The ‘lapboard’ is a smaller board (sizes vary) with an extra piece of wood at one end so that it sits higher at the front than the back and sloping towards the end of the plank when the basketmaker has it in position. It may have a series of holes drilled down the centre where the basket can be pinned down using a bodkin. The basket is held on the lapboard so that the maker is looking at the sides and not down on the top.

Rapping irons
These tools are used to compact the layers of weaving by beating them down. A useful weight for a metal rapping iron is between 1 ½ – 2 lbs. Heavier irons are used for larger work, for example, balloon baskets. Some have a ring at one end that is used to straighten uneven sticks. A commander is a special tool used to straighten large sticks by putting pressure on any unwanted bends or curves using the dog leg end.
A wooden rapping iron is useful when working with brown willow as it does not damage the bark. It needs to be made of a dense wood, box or fruit wood and sometimes wooden rappers have metal bars inserted in them to make them heavier.

A selection of rapping irons of different designs and weights; a very fine one at the back useful for fitching, a wooden one in the centre, the tool at the front is a commander

Shaving horse
This is a specialised piece of equipment used for green woodwork but is also very useful for shaving down thick split willow pieces for use in basketry, for example as runners on the bottoms of baskets. The ‘horse’ or ‘mare’ is wooden, three legged and has a bar that is held down by pushing forward with the feet to grip the splint being shaved.  A drawknife is used for doing the shaving.

The shavehorse with a drawknife

Shears or secateurs
These are used for cutting or trimming the willow rods.

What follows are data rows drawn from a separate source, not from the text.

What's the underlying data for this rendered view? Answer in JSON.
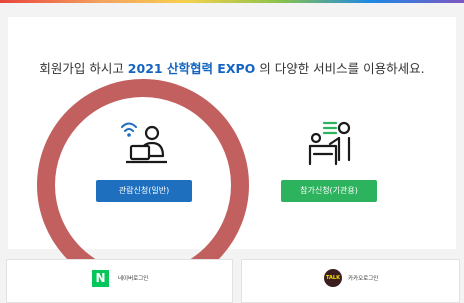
{
  "headline": {
    "before": "회원가입 하시고 ",
    "highlight": "2021 산학협력 EXPO",
    "after": " 의 다양한 서비스를 이용하세요."
  },
  "options": [
    {
      "label": "관람신청(일반)",
      "icon": "person-laptop-wifi-icon",
      "color": "#1f6fbf"
    },
    {
      "label": "참가신청(기관용)",
      "icon": "presenter-desk-icon",
      "color": "#2db35d"
    }
  ],
  "social_login": [
    {
      "label": "네이버로그인",
      "logo_text": "N",
      "color": "#03c75a"
    },
    {
      "label": "카카오로그인",
      "logo_text": "TALK",
      "color": "#3c1e1e"
    }
  ],
  "annotation": {
    "shape": "circle-highlight",
    "color": "#b94a4a"
  }
}
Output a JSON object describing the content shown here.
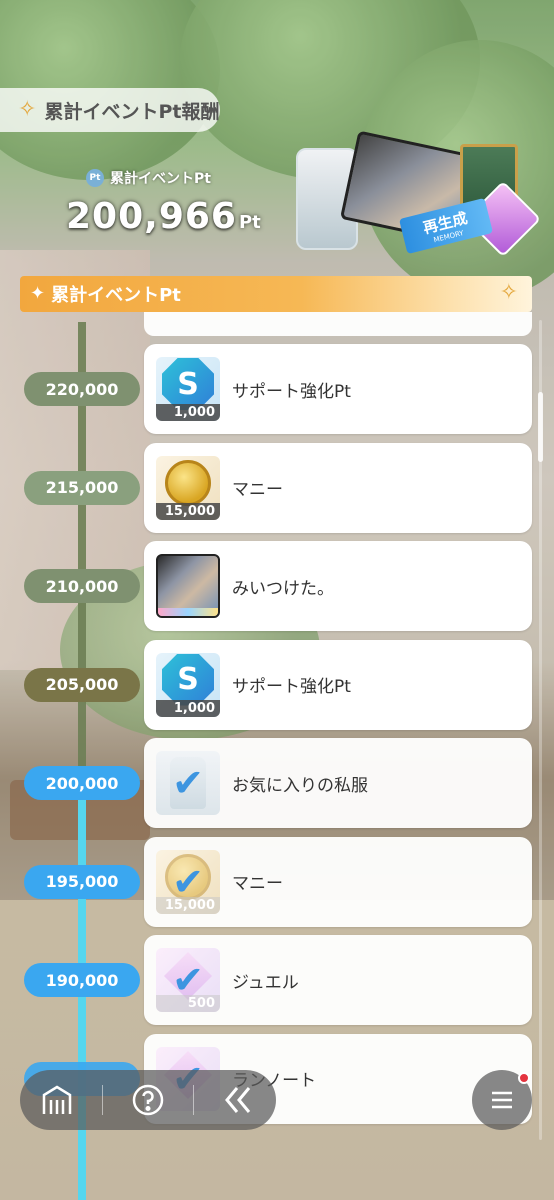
{
  "header": {
    "title": "累計イベントPt報酬",
    "sparkle_icon": "sparkle-icon"
  },
  "points": {
    "label": "累計イベントPt",
    "icon_text": "Pt",
    "value": "200,966",
    "unit": "Pt"
  },
  "reward_art": {
    "ticket_text": "再生成",
    "ticket_sub": "MEMORY"
  },
  "section": {
    "title": "累計イベントPt"
  },
  "rewards": [
    {
      "milestone": "220,000",
      "name": "サポート強化Pt",
      "icon": "support-pt-icon",
      "qty": "1,000",
      "done": false,
      "milestone_color": "#7f9170"
    },
    {
      "milestone": "215,000",
      "name": "マニー",
      "icon": "money-coin-icon",
      "qty": "15,000",
      "done": false,
      "milestone_color": "#8aa07e"
    },
    {
      "milestone": "210,000",
      "name": "みいつけた。",
      "icon": "memory-photo-icon",
      "qty": "",
      "done": false,
      "milestone_color": "#7f9170"
    },
    {
      "milestone": "205,000",
      "name": "サポート強化Pt",
      "icon": "support-pt-icon",
      "qty": "1,000",
      "done": false,
      "milestone_color": "#7a7548"
    },
    {
      "milestone": "200,000",
      "name": "お気に入りの私服",
      "icon": "costume-icon",
      "qty": "",
      "done": true,
      "milestone_color": "#3aa7f0"
    },
    {
      "milestone": "195,000",
      "name": "マニー",
      "icon": "money-coin-icon",
      "qty": "15,000",
      "done": true,
      "milestone_color": "#3aa7f0"
    },
    {
      "milestone": "190,000",
      "name": "ジュエル",
      "icon": "jewel-icon",
      "qty": "500",
      "done": true,
      "milestone_color": "#3aa7f0"
    },
    {
      "milestone": "",
      "name": "ランノート",
      "icon": "note-icon",
      "qty": "",
      "done": true,
      "milestone_color": "#3aa7f0"
    }
  ],
  "nav": {
    "home_icon": "home-icon",
    "help_icon": "help-icon",
    "back_icon": "back-icon",
    "menu_icon": "menu-icon"
  }
}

The blades should be of the ‘bypass’ not ‘anvil’ design in order to make a clean cut. A narrow blade at the tip is useful so that the cuts can be made close to the work.

Skeining tools and cleaves for larger split work
A set of skeining tools were used when making ‘skeins’; thin ribbon like pieces of willow for lapping handles or when doing very fine work.
Cleave: This was a tool, generally wooden, used for splitting willow into three or four down the length of the rod.
Shave: A tool for shaving the pith from the back of the skein, generally an adjustable blade held horizontally in a metal or wooden framework.
Upright: Two blades at an angle, held vertically in a metal or wooden framework, the skein was pulled through them to take off the edges and ensure an even width.

Two wooden cleaves, on the left a large three-way cleave for splitting large sticks, on the right a small three-way cleave used for smaller rods

Soaking tank
Dry willow needs to be soaked in water to make it pliable enough to work. A galvanised tank such as those used in fields for providing water to cattle is used. 8’ is a good length. A tap or plug needs to be put in at one end so that it can be drained and cleaned easily. To hold the soaking willow under the water pieces of wood exactly the width of the tank that will fit under the rim should be cut, or the willow may be held down by a piece of galvanised wire attached at each end to a brick or weight.

A selection of weights of between 2 – 7 or more pounds is useful. They are used to hold the work down on the lapboard when working. If the weight has a hole in the centre the work may be pinned to the board with a thin bodkin, still allowing it to be rotated.

A selection of weights



English Willow Baskets
P H Coate & Sons,    Meare Green Court, Stoke St Gregory, Taunton, Somerset TA3 6HY
01823 490249

bodkins, knives, rapping irons, books,willow, museum, tours

Musgrove Willow Growers Ltd
Willow Fields, Lakewall, Weston Zoyland, Bridgewater, Somerset TA 7 0LP
01278 691105

bodkins, knives, secateurs, books, willow

Somerset Willow Growers Ltd
Bon Accord, Bussex Farm, Westonzoyland, Nr Bridgewater, Somerset TAQ7 )EU
01278 691540

bodkins, knives, secateurs, books, willow, other natural materials

The Cane Workshop

bodkins, secateurs, willow, cane

Wood and Rush


see also